Task directions: Across the records, find how many lines include the string "dipendenti" and answer with only the figure.

(Beginning of Data supplied)

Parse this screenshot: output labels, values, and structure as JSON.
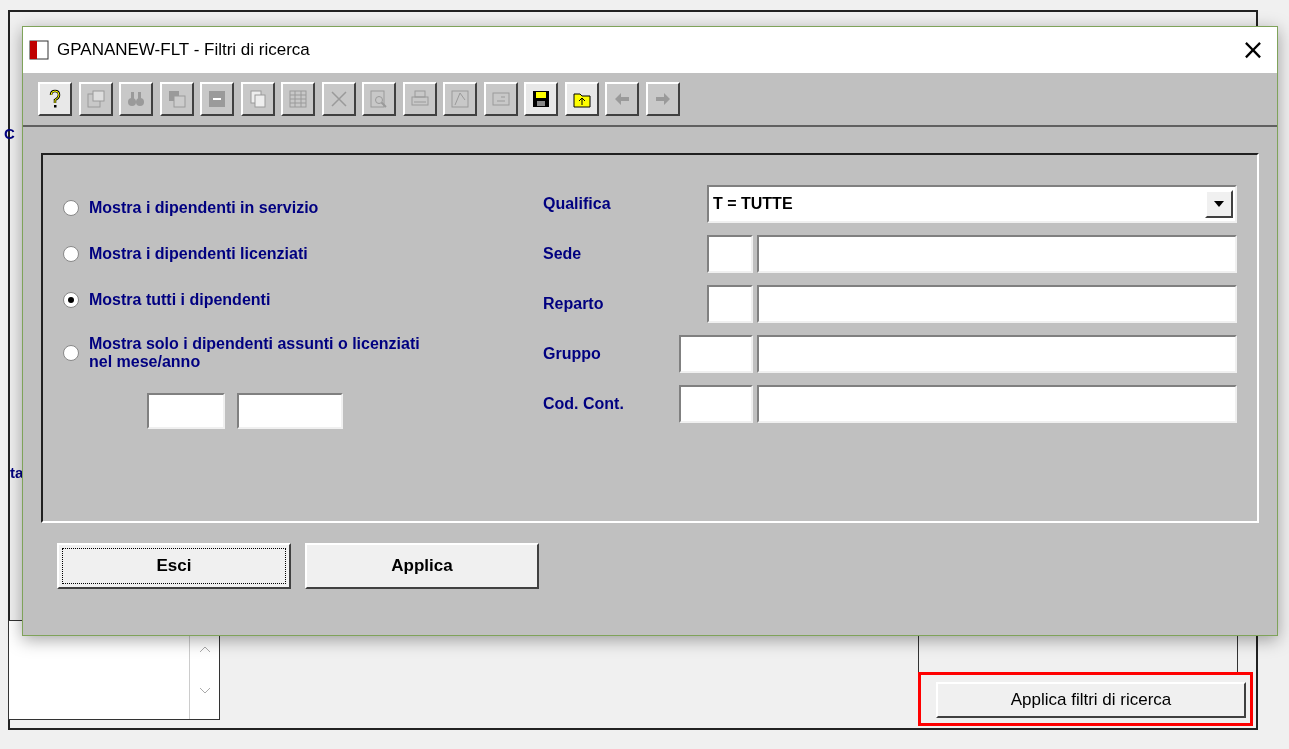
{
  "background": {
    "fragments": [
      "C",
      "ta"
    ],
    "apply_button": "Applica filtri di ricerca",
    "highlighted": true
  },
  "window": {
    "title": "GPANANEW-FLT - Filtri di ricerca",
    "close": "×"
  },
  "toolbar": [
    {
      "disabled": false
    },
    {
      "disabled": true
    },
    {
      "disabled": true
    },
    {
      "disabled": true
    },
    {
      "disabled": true
    },
    {
      "disabled": true
    },
    {
      "disabled": true
    },
    {
      "disabled": true
    },
    {
      "disabled": true
    },
    {
      "disabled": true
    },
    {
      "disabled": true
    },
    {
      "disabled": true
    },
    {
      "disabled": false
    },
    {
      "disabled": false
    },
    {
      "disabled": true
    },
    {
      "disabled": true
    }
  ],
  "options": [
    {
      "label": "Mostra i dipendenti in servizio",
      "selected": false
    },
    {
      "label": "Mostra i dipendenti licenziati",
      "selected": false
    },
    {
      "label": "Mostra tutti i dipendenti",
      "selected": true
    },
    {
      "label": "Mostra solo i dipendenti assunti o licenziati nel mese/anno",
      "selected": false
    }
  ],
  "filters": [
    {
      "kind": "dropdown",
      "label": "Qualifica",
      "value": "T = TUTTE"
    },
    {
      "kind": "code",
      "label": "Sede"
    },
    {
      "kind": "code",
      "label": "Reparto"
    },
    {
      "kind": "wide_code",
      "label": "Gruppo"
    },
    {
      "kind": "wide_code",
      "label": "Cod. Cont."
    }
  ],
  "buttons": [
    {
      "label": "Esci",
      "focused": true
    },
    {
      "label": "Applica",
      "focused": false
    }
  ]
}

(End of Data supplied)

Solution for this task: 4